Glucosamine and chondroitin

Glucosamine and chondroitin sulfate are partner compounds that naturally occur in the body and are key components of cartilage and connective tissue. These substances have a long history of use in veterinary medicine to treat arthritis-related inflammation and pain in horses and other animals. Chondroitin has been used in Europe for over 20 years as a treatment for osteoarthritis and glucosamine became popular as chemical supplement for the treatment of arthritis (particularly osteoarthritis) in the late 1990s, when its use was recommended in the best-selling book The Arthritis Cure by Jason Theodosakis, MD.1,2

As with all supplements, whether vitamins, minerals, herbal or chemical products, consult with your doctor before you start taking glucosamine or chondroitin. There may be health risks associated with use of these compounds, including interactions with medications that you are taking and negative effects associated with health conditions you may have. Your doctor is also in the best position to determine the proper and safe dosage for any supplement.


Understanding chondroitin and glucosamine and their benefits for joint health

Chondroitin sulfate supplements are manufactured from cartilage in pork, cattle, and sharks, or produced synthetically. Chondroitin is an important component of proteoglycan molecules found in cartilage and works by attracting water to cartilage, thereby improving its ability to absorb shocks and impacts associated with physical movements and activities. It also inhibits enzymes found in synovial fluid that cause the destruction of cartilage while stimulating the production of chemicals that improve the viscosity of synovial fluid.1

Glucosamine supplements are manufactured from shellfish (crabs, shrimp, lobster). Glucosamine plays a key role in the formation and maintenance of cartilage. It was first used for the treatment of osteoarthritis in the late 1960s. Given intravenously, as a direct injection into the joint space, or as an intramuscular injection, it has been found to improve joint mobility and decrease joint pain.2


What is the evidence for the benefit of glucosamine and chondroitin?

There is consensus among arthritis specialists that supplementation with chondroitin and glucosamine is useful in preventing and reversing the process of joint destruction in osteoarthritis.

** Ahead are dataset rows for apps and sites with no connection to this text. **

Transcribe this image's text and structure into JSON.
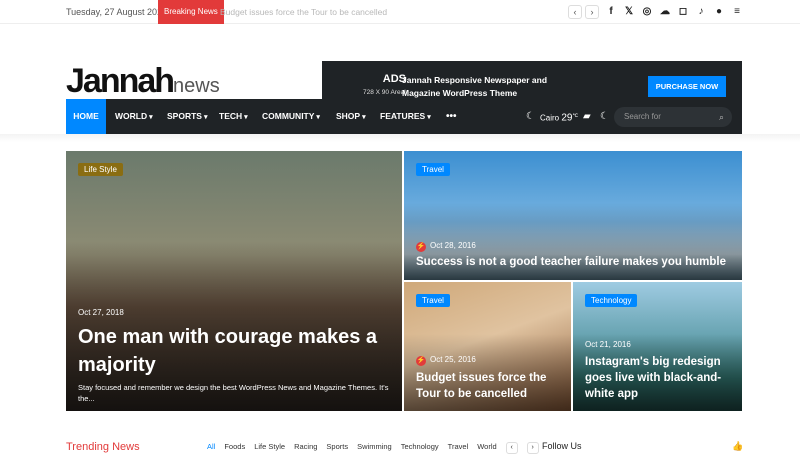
{
  "topbar": {
    "date": "Tuesday, 27 August 2024",
    "breaking_label": "Breaking News",
    "breaking_text": "Budget issues force the Tour to be cancelled",
    "prev": "‹",
    "next": "›",
    "social_icons": [
      "facebook-icon",
      "x-icon",
      "dribbble-icon",
      "soundcloud-icon",
      "instagram-icon",
      "tiktok-icon",
      "user-icon",
      "menu-icon"
    ]
  },
  "logo": {
    "main": "Jannah",
    "sub": "news"
  },
  "ad": {
    "title": "ADS",
    "size": "728 X 90 Area!",
    "text": "Jannah Responsive Newspaper and Magazine WordPress Theme",
    "button": "PURCHASE NOW"
  },
  "nav": {
    "items": [
      "HOME",
      "WORLD",
      "SPORTS",
      "TECH",
      "COMMUNITY",
      "SHOP",
      "FEATURES"
    ],
    "more": "•••",
    "weather_city": "Cairo",
    "weather_temp": "29",
    "weather_unit": "℃",
    "search_placeholder": "Search for"
  },
  "tiles": [
    {
      "category": "Life Style",
      "date": "Oct 27, 2018",
      "title": "One man with courage makes a majority",
      "excerpt": "Stay focused and remember we design the best WordPress News and Magazine Themes. It's the...",
      "cat_color": "#8a6d12"
    },
    {
      "category": "Travel",
      "date": "Oct 28, 2016",
      "title": "Success is not a good teacher failure makes you humble",
      "cat_color": "#0088ff"
    },
    {
      "category": "Travel",
      "date": "Oct 25, 2016",
      "title": "Budget issues force the Tour to be cancelled",
      "cat_color": "#0088ff"
    },
    {
      "category": "Technology",
      "date": "Oct 21, 2016",
      "title": "Instagram's big redesign goes live with black-and-white app",
      "cat_color": "#0088ff"
    }
  ],
  "bottom": {
    "trending": "Trending News",
    "filters": [
      "All",
      "Foods",
      "Life Style",
      "Racing",
      "Sports",
      "Swimming",
      "Technology",
      "Travel",
      "World"
    ],
    "follow": "Follow Us"
  },
  "colors": {
    "accent": "#0088ff",
    "breaking": "#e23a3a",
    "dark": "#1f2326"
  }
}
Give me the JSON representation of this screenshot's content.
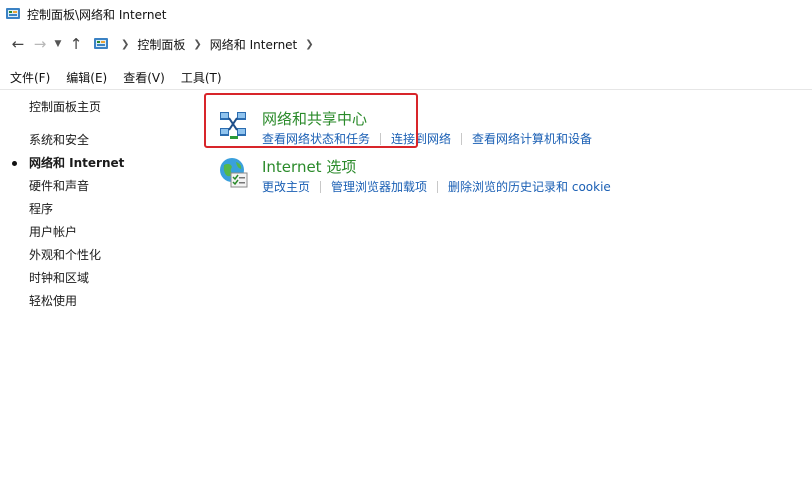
{
  "window": {
    "title": "控制面板\\网络和 Internet"
  },
  "address": {
    "crumbs": [
      "控制面板",
      "网络和 Internet"
    ]
  },
  "menu": [
    "文件(F)",
    "编辑(E)",
    "查看(V)",
    "工具(T)"
  ],
  "sidebar": {
    "home": "控制面板主页",
    "items": [
      {
        "label": "系统和安全",
        "active": false
      },
      {
        "label": "网络和 Internet",
        "active": true
      },
      {
        "label": "硬件和声音",
        "active": false
      },
      {
        "label": "程序",
        "active": false
      },
      {
        "label": "用户帐户",
        "active": false
      },
      {
        "label": "外观和个性化",
        "active": false
      },
      {
        "label": "时钟和区域",
        "active": false
      },
      {
        "label": "轻松使用",
        "active": false
      }
    ]
  },
  "sections": [
    {
      "title": "网络和共享中心",
      "icon": "network-icon",
      "links": [
        "查看网络状态和任务",
        "连接到网络",
        "查看网络计算机和设备"
      ]
    },
    {
      "title": "Internet 选项",
      "icon": "internet-options-icon",
      "links": [
        "更改主页",
        "管理浏览器加载项",
        "删除浏览的历史记录和 cookie"
      ]
    }
  ],
  "colors": {
    "link": "#1a5fb4",
    "section_title": "#2a8a2a",
    "highlight": "#d8252a"
  }
}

There is strong evidence of the effectiveness of chondroitin in osteoarthritis (in the knee and other joints) from randomized, controlled trials, where it resulted alone and in combination with glucosamine in a reduction of symptoms, including swelling and joint pain, and improvement in function (walking ability). The supplements were as effective as the non-steroidal anti-inflammatory (NSAID) ibuprofen (Advil, Motrin) in reducing pain and inflammation, but without the typical side effects associated with these drugs.1 Use of glucosamine to improve symptoms of osteoarthritis (particularly in the knee) is also well supported by clinical evidence.2

When it comes to the benefits of glucosamine and chrondroitin in RA, the evidence is much less clear. Only a few small studies of glucosamine as a treatment for RA have been conducted. In one study, a glucosamine supplement was compared with the NSAID indomethacin. Both treatments resulted in significant improvements in relief of pain, with glucosamine associated with a slightly greater improvement in pain from pressure applied to joints. Neither treatment resulted in significant improvement in functioning or joint swelling. Another small study evaluated potential anti-rheumatic effects of glucosamine in RA. Although there were no significant improvements in the rate of ACR20 responses and levels of erythrocyte sedimentation rate (ESR) and C-reactive protein (CRP) were unchanged, glucosamine did appear to result in patient-reported improvements in symptoms.2

Although chondroitin sulfate has been shown to inhibit enzymes in synovial fluid that are linked to destruction of cartilage in rheumatic disease, there have been no clinical studies to date evaluating chondroitin in patients with RA.1


Supplement dosing and brands

Chondroitin. Dosing of oral chondroitin supplementation in studies conducted in osteoarthritis ranges from 200 to 400 mg 2-3 times daily (or once daily at 800 to 1,200 mg). Higher doses do not appear to improve efficacy. In treatment of osteoarthritis, it may take several weeks before full effect is achieved. Several brands of chondroitin are available, including Structum, Matrix, and Condrosul.1

Glucosamine. In clinical trials conducted in patients with osteoarthritis, oral glucosamine dosing (tablets or capsules) of 500 mg 3 times daily have been used. Several brands of glucosamine supplements are available including Arth-X Plus, Flexi-Factors, and Glucosamine Complex. Glucosamine preparations may vary in quality by manufacturer and batch.2

Several glucosamine chondroitin combination supplements are available, including CystoProtek, Optisol, and Viscoat.

Written by: Jonathan Simmons | Last reviewed: September 2013.
View References